The world didn’t come to an end today after all, thereby sparing most of us a whole lot of inconvenient fire and brimstone.
In celebration of not having to go to hell, it seems like a good day to revisit an earlier post, in which I had talked about a more hopeful sort of fire. In particular, Sharon recently wrote the following comment on my post about education entitled Lighting a Fire:
“As someone who studies games for learning, what would you say is the fire triangle for gaming? Does the concept of the fire triangle help relate gaming to learning? I got to thinking about this after reading this post because when I was a kid I used to love playing games (especially board games). I couldn’t get enough of them. As an adult I find that I don’t usually have a lot of patience for them. Now I get the kind of intellectual satisfaction that I used to get from playing games from constructing and debugging computer programs (for a similar amount of intellectual effort), and the payoff in relevance and meaning is a lot higher. I’d be interested to hear your thoughts.”
It’s a very thoughtful comment. In my post I had related the three ingredients for lighting a fire to the three preconditions for learning as follows:
|Oxygen:||A sense that what is learned|
is relevant or meaningful
|Heat:||The excitement that comes from true learning|
It seems to me that this all translates directly into how games relate to learning, and why that relationship can change as one grows up. My experience with games is quite similar to Sharon’s. When I was a kid I played a lot of games, and now most of that energy has shifted to creating things on my computer. In fact, when I try to play computer games, I usually get an overwhelming urge to stop playing and write a computer program instead.
I suspect that this is because playing a game is active (as opposed to seeing a movie or a play, which is passive). If I’m going to be doing something that involves actively making choices, I generally prefer to be making choices that come from me — that really represent who I am — as opposed to just the illusion that they come from me (which is what a commercial computer game generally offers).
I would argue that the fire triangle of learning describes this situation perfectly. When we are children, we have a greater ability to learn from games — because children are veritable learning machines, and they are able to learn from any activity that involves making choices.
But as we get older, we generally lose much of this childlike ability to learn from such externally guided interactions. Yet many of us still want that excitement that comes from true learning. So we turn to a kind of game that is uniquely relevant to who we are. In the case of Sharon or myself, that game can be programming.

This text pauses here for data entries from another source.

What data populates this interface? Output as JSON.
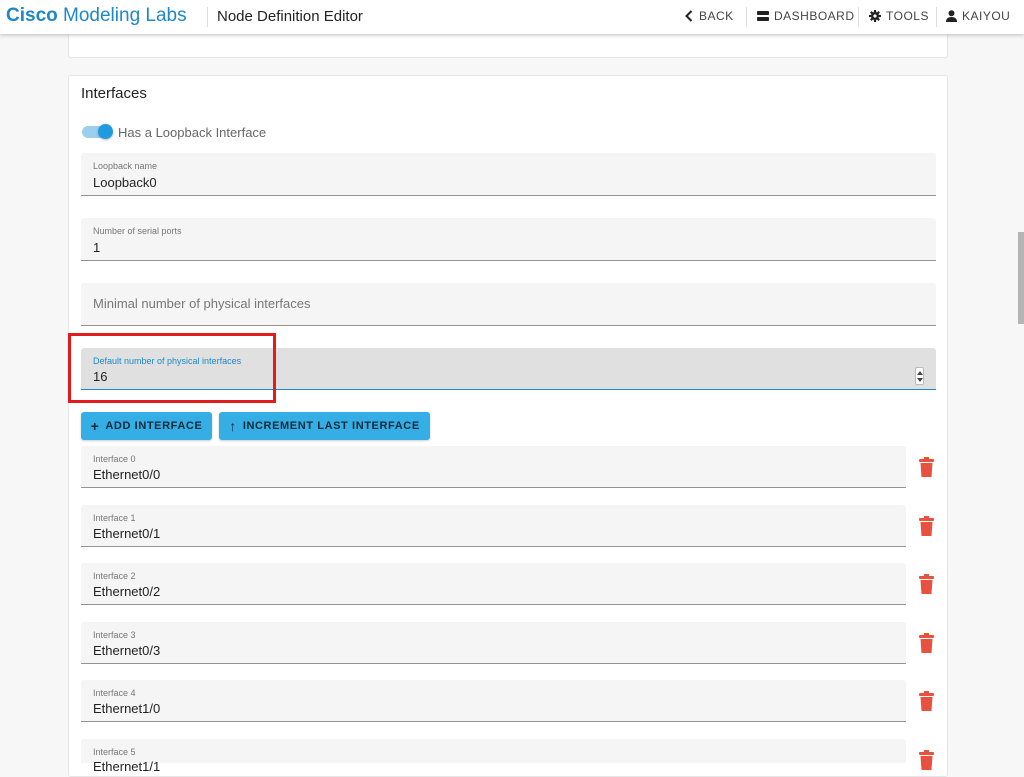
{
  "header": {
    "brand_bold": "Cisco",
    "brand_light": "Modeling Labs",
    "page_title": "Node Definition Editor",
    "nav": {
      "back": "BACK",
      "dashboard": "DASHBOARD",
      "tools": "TOOLS",
      "user": "KAIYOU"
    }
  },
  "interfaces": {
    "title": "Interfaces",
    "loopback_toggle": {
      "label": "Has a Loopback Interface",
      "on": true
    },
    "loopback_name": {
      "label": "Loopback name",
      "value": "Loopback0"
    },
    "serial_ports": {
      "label": "Number of serial ports",
      "value": "1"
    },
    "min_physical": {
      "placeholder": "Minimal number of physical interfaces"
    },
    "default_physical": {
      "label": "Default number of physical interfaces",
      "value": "16"
    },
    "buttons": {
      "add": "ADD INTERFACE",
      "increment": "INCREMENT LAST INTERFACE"
    },
    "items": [
      {
        "label": "Interface 0",
        "value": "Ethernet0/0"
      },
      {
        "label": "Interface 1",
        "value": "Ethernet0/1"
      },
      {
        "label": "Interface 2",
        "value": "Ethernet0/2"
      },
      {
        "label": "Interface 3",
        "value": "Ethernet0/3"
      },
      {
        "label": "Interface 4",
        "value": "Ethernet1/0"
      },
      {
        "label": "Interface 5",
        "value": "Ethernet1/1"
      }
    ]
  },
  "colors": {
    "brand": "#1e88c7",
    "primary_button": "#35aee6",
    "delete_icon": "#e8503f",
    "highlight": "#e41b1b"
  },
  "icons": [
    "chevron-left-icon",
    "dashboard-icon",
    "gear-icon",
    "user-icon",
    "plus-icon",
    "arrow-up-icon",
    "trash-icon"
  ]
}
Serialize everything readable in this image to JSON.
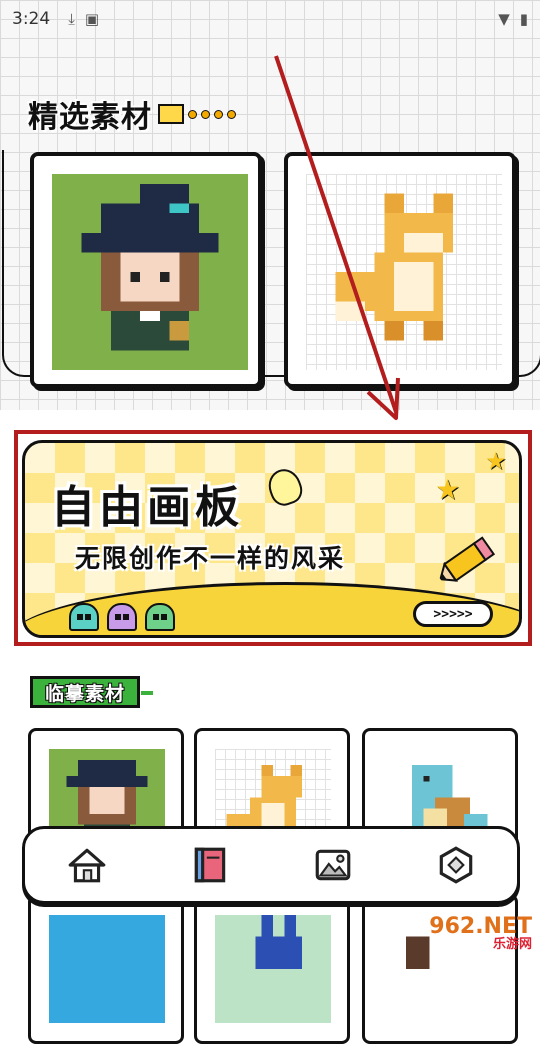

When we grownups feel that hunger to learn, we still require the same three ingredients for learning: (i) intellectual curiosity, (ii) a sense that what is learned is relevant or meaningful, and (iii) the excitement that comes from true learning. But since we can no longer get that spark from externally defined games, we create our own games.
Programming, like any of the creative arts — from sculpture to songwriting to keeping a daily blog — is at its core a kind of game for learning.